Task brief: Report, as a single figure, how many lines in the records below include "main".

Provided data:
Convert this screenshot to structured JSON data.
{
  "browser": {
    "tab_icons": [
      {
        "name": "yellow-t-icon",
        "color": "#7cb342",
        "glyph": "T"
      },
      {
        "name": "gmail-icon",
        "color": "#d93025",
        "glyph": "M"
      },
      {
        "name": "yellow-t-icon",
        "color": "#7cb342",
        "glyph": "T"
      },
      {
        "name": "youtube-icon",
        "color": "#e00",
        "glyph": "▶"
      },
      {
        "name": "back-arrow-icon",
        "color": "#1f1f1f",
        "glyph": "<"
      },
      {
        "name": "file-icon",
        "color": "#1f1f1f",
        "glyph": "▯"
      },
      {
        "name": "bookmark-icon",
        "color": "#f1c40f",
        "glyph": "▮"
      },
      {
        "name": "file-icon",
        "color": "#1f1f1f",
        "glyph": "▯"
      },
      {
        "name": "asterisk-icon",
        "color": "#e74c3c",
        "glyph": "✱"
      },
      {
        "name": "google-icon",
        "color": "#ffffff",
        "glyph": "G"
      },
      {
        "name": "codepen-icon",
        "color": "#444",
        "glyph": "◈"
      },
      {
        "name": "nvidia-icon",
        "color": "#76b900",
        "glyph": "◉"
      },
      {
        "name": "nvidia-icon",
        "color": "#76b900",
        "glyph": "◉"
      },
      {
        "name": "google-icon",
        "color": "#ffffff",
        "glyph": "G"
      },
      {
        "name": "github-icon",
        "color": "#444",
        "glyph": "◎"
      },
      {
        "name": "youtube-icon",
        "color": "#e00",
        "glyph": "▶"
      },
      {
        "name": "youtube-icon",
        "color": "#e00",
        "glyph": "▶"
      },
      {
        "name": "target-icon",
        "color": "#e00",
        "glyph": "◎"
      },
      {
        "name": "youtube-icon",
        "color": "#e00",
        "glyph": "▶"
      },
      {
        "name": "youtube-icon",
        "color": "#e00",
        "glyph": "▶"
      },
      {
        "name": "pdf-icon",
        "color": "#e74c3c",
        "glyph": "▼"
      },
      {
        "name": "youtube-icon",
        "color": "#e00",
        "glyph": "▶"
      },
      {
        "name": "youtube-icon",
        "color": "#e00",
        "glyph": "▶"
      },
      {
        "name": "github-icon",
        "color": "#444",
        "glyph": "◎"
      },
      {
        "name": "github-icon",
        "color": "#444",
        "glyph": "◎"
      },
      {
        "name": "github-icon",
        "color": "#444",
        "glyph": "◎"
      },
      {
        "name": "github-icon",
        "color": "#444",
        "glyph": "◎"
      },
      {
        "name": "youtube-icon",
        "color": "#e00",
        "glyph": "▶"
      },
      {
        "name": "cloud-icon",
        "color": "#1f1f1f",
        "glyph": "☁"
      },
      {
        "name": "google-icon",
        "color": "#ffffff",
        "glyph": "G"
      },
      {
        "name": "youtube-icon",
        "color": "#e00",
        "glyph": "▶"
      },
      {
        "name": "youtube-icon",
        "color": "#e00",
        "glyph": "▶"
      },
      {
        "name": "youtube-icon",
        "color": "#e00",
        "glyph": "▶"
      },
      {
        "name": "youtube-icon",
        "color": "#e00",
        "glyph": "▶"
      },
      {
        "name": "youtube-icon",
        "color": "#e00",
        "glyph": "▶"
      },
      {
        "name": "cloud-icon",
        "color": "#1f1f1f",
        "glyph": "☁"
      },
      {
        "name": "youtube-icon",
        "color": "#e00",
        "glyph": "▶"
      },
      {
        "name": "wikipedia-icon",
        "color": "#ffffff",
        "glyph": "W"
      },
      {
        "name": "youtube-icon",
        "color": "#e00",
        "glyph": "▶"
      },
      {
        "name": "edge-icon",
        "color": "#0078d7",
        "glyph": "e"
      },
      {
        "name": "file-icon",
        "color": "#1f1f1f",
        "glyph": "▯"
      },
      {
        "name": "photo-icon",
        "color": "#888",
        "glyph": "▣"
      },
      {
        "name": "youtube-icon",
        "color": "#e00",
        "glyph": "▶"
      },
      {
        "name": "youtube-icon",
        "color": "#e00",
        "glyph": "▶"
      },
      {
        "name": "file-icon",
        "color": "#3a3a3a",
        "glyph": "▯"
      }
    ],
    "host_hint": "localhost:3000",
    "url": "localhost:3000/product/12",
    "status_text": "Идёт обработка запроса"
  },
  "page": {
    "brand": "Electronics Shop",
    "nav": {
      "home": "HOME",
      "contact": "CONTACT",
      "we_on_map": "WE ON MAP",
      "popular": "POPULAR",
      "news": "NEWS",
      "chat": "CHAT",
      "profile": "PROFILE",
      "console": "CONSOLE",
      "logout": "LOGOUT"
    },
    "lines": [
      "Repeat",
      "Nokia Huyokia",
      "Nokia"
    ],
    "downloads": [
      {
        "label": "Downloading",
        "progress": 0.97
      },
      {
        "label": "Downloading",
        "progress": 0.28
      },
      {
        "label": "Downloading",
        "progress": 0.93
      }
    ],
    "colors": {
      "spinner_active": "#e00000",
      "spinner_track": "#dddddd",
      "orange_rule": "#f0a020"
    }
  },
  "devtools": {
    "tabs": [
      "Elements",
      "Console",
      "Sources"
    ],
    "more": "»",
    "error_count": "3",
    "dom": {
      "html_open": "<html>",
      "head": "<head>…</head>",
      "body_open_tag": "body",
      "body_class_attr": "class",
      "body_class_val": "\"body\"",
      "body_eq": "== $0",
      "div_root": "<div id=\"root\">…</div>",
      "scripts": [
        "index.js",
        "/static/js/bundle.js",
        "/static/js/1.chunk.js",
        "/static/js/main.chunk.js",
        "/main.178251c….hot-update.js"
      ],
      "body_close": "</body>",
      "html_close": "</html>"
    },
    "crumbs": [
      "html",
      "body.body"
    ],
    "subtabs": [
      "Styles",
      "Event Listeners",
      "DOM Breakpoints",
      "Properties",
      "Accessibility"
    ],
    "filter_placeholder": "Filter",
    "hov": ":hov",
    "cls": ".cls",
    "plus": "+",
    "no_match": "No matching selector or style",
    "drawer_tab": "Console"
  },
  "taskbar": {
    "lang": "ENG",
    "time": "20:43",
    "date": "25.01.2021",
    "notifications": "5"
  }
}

Solution below: 2